Records follow. Pull out every line that contains "this".

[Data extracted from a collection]

*** Begin section ***

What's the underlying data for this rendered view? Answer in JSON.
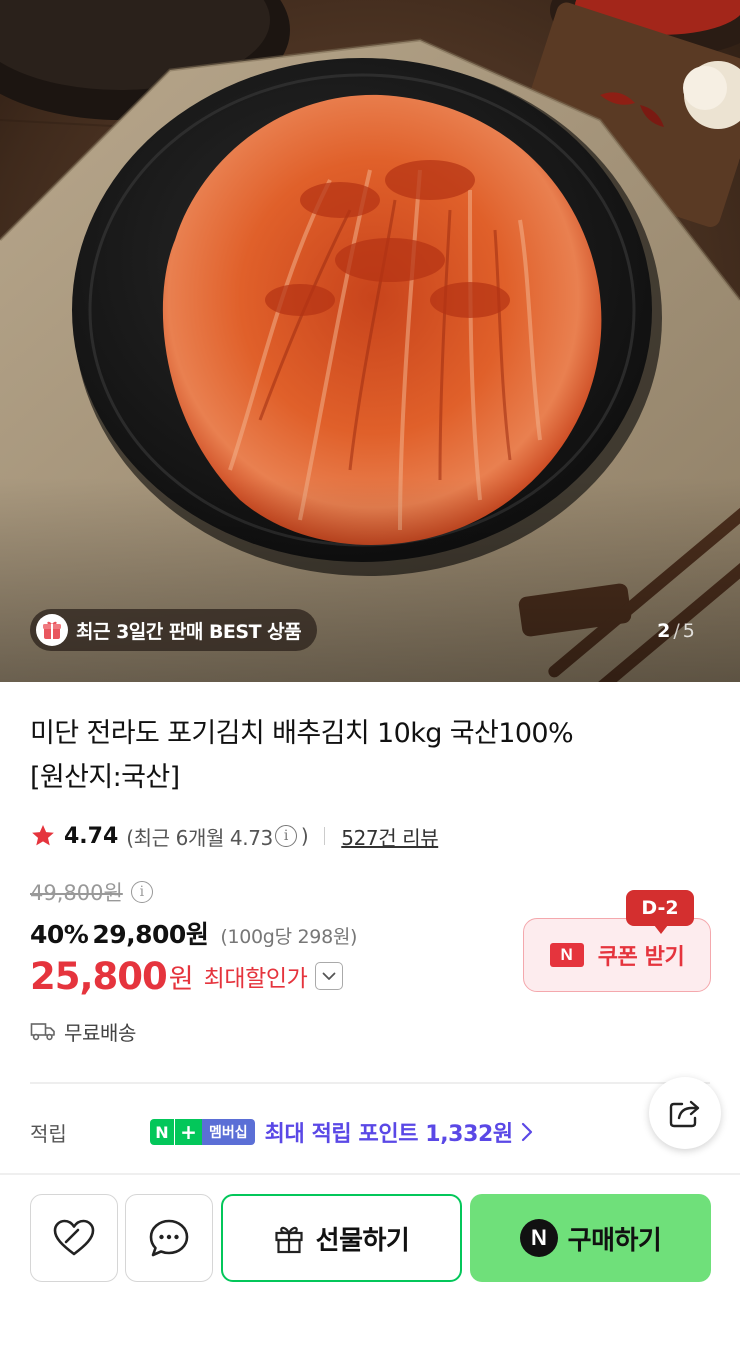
{
  "hero": {
    "badge_text": "최근 3일간 판매 BEST 상품",
    "badge_icon": "gift-box-icon",
    "pager_current": "2",
    "pager_separator": "/",
    "pager_total": "5"
  },
  "product": {
    "title_line1": "미단 전라도 포기김치 배추김치 10kg 국산100%",
    "title_line2": "[원산지:국산]",
    "rating": "4.74",
    "recent_rating_prefix": "(최근 6개월 4.73",
    "recent_rating_suffix": ")",
    "review_count": "527건 리뷰",
    "original_price": "49,800원",
    "discount_percent": "40%",
    "sale_price": "29,800원",
    "unit_price": "(100g당 298원)",
    "max_discount_price": "25,800",
    "max_discount_unit": "원",
    "max_discount_label": "최대할인가",
    "shipping": "무료배송"
  },
  "coupon": {
    "badge": "N",
    "label": "쿠폰 받기",
    "dday": "D-2"
  },
  "points": {
    "label": "적립",
    "np_n": "N",
    "np_plus": "+",
    "np_membership": "멤버십",
    "text": "최대 적립 포인트 1,332원"
  },
  "actions": {
    "gift_label": "선물하기",
    "buy_label": "구매하기",
    "buy_badge": "N"
  },
  "colors": {
    "accent_red": "#e5343d",
    "naver_green": "#03c75a",
    "buy_green": "#6fe07a",
    "points_purple": "#5a48e6"
  }
}
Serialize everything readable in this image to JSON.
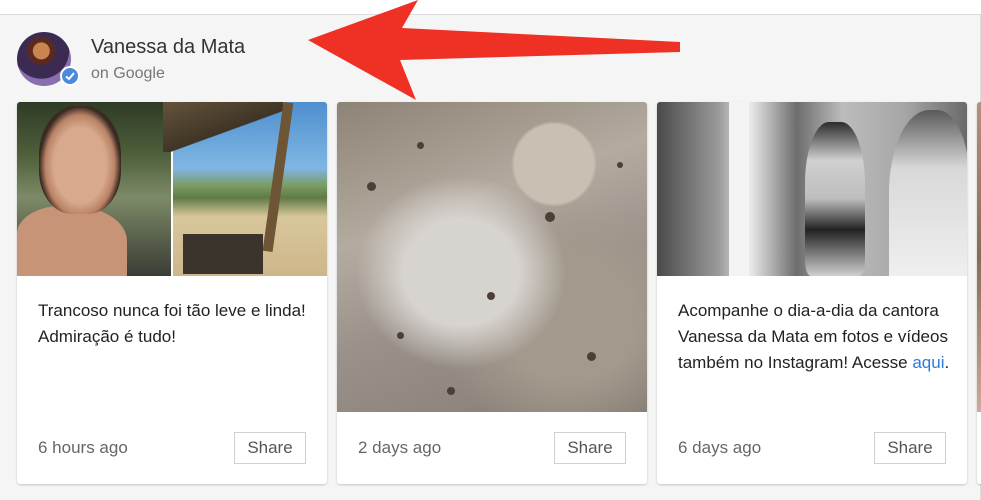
{
  "profile": {
    "name": "Vanessa da Mata",
    "source": "on Google"
  },
  "colors": {
    "arrow": "#ee3124",
    "link": "#2a7ae2",
    "verified_badge": "#4a89dc"
  },
  "icons": {
    "verified": "verified-check-icon",
    "arrow": "annotation-arrow-icon"
  },
  "posts": [
    {
      "text": "Trancoso nunca foi tão leve e linda! Admiração é tudo!",
      "time": "6 hours ago",
      "share": "Share"
    },
    {
      "text": "",
      "time": "2 days ago",
      "share": "Share"
    },
    {
      "text_before_link": "Acompanhe o dia-a-dia da cantora Vanessa da Mata em fotos e vídeos  também no Instagram! Acesse ",
      "link": "aqui",
      "text_after_link": ".",
      "time": "6 days ago",
      "share": "Share"
    }
  ]
}
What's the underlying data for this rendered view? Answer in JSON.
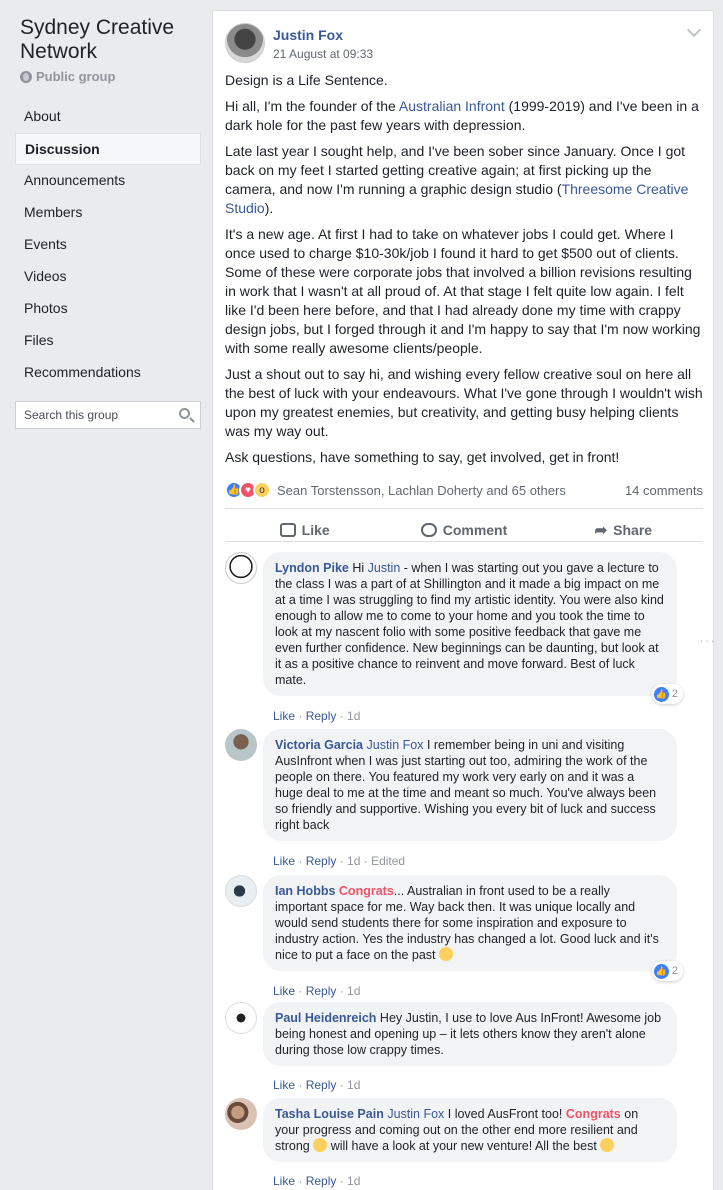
{
  "group": {
    "name": "Sydney Creative Network",
    "type": "Public group"
  },
  "nav": [
    {
      "label": "About",
      "active": false
    },
    {
      "label": "Discussion",
      "active": true
    },
    {
      "label": "Announcements",
      "active": false
    },
    {
      "label": "Members",
      "active": false
    },
    {
      "label": "Events",
      "active": false
    },
    {
      "label": "Videos",
      "active": false
    },
    {
      "label": "Photos",
      "active": false
    },
    {
      "label": "Files",
      "active": false
    },
    {
      "label": "Recommendations",
      "active": false
    }
  ],
  "search": {
    "placeholder": "Search this group"
  },
  "post": {
    "author": "Justin Fox",
    "date": "21 August at 09:33",
    "p1": "Design is a Life Sentence.",
    "p2a": "Hi all, I'm the founder of the ",
    "p2link": "Australian Infront",
    "p2b": " (1999-2019) and I've been in a dark hole for the past few years with depression.",
    "p3a": "Late last year I sought help, and I've been sober since January. Once I got back on my feet I started getting creative again; at first picking up the camera, and now I'm running a graphic design studio (",
    "p3link": "Threesome Creative Studio",
    "p3b": ").",
    "p4": "It's a new age. At first I had to take on whatever jobs I could get. Where I once used to charge $10-30k/job I found it hard to get $500 out of clients. Some of these were corporate jobs that involved a billion revisions resulting in work that I wasn't at all proud of. At that stage I felt quite low again. I felt like I'd been here before, and that I had already done my time with crappy design jobs, but I forged through it and I'm happy to say that I'm now working with some really awesome clients/people.",
    "p5": "Just a shout out to say hi, and wishing every fellow creative soul on here all the best of luck with your endeavours. What I've gone through I wouldn't wish upon my greatest enemies, but creativity, and getting busy helping clients was my way out.",
    "p6": "Ask questions, have something to say, get involved, get in front!",
    "reaction_names": "Sean Torstensson, Lachlan Doherty and 65 others",
    "comment_count": "14 comments",
    "actions": {
      "like": "Like",
      "comment": "Comment",
      "share": "Share"
    }
  },
  "comments": [
    {
      "name": "Lyndon Pike",
      "mention": "Justin",
      "pre": "Hi ",
      "text": " - when I was starting out you gave a lecture to the class I was a part of at Shillington and it made a big impact on me at a time I was struggling to find my artistic identity. You were also kind enough to allow me to come to your home and you took the time to look at my nascent folio with some positive feedback that gave me even further confidence. New beginnings can be daunting, but look at it as a positive chance to reinvent and move forward. Best of luck mate.",
      "like": "Like",
      "reply": "Reply",
      "time": "1d",
      "edited": "",
      "reactions": "2"
    },
    {
      "name": "Victoria Garcia",
      "mention": "Justin Fox",
      "pre": "",
      "text": " I remember being in uni and visiting AusInfront when I was just starting out too, admiring the work of the people on there. You featured my work very early on and it was a huge deal to me at the time and meant so much. You've always been so friendly and supportive. Wishing you every bit of luck and success right back",
      "like": "Like",
      "reply": "Reply",
      "time": "1d",
      "edited": "Edited",
      "reactions": ""
    },
    {
      "name": "Ian Hobbs",
      "congrats": "Congrats",
      "text": "... Australian in front used to be a really important space for me. Way back then. It was unique locally and would send students there for some inspiration and exposure to industry action. Yes the industry has changed a lot. Good luck and it's nice to put a face on the past",
      "like": "Like",
      "reply": "Reply",
      "time": "1d",
      "edited": "",
      "reactions": "2"
    },
    {
      "name": "Paul Heidenreich",
      "text": "Hey Justin, I use to love Aus InFront! Awesome job being honest and opening up – it lets others know they aren't alone during those low crappy times.",
      "like": "Like",
      "reply": "Reply",
      "time": "1d",
      "edited": "",
      "reactions": ""
    },
    {
      "name": "Tasha Louise Pain",
      "mention": "Justin Fox",
      "text1": " I loved AusFront too! ",
      "congrats": "Congrats",
      "text2": "  on your progress and coming out on the other end more resilient and strong ",
      "text3": " will have a look at your new venture! All the best ",
      "like": "Like",
      "reply": "Reply",
      "time": "1d",
      "edited": "",
      "reactions": ""
    }
  ],
  "colors": {
    "link": "#385898",
    "congrats": "#f25268",
    "like": "#4080ff"
  }
}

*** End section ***

Completed exercise:
What's the underlying data for this rendered view? Answer in JSON.
Serialize everything readable in this image to JSON.
What's the underlying data for this rendered view? Answer in JSON.
    "placeholder": "Search this group"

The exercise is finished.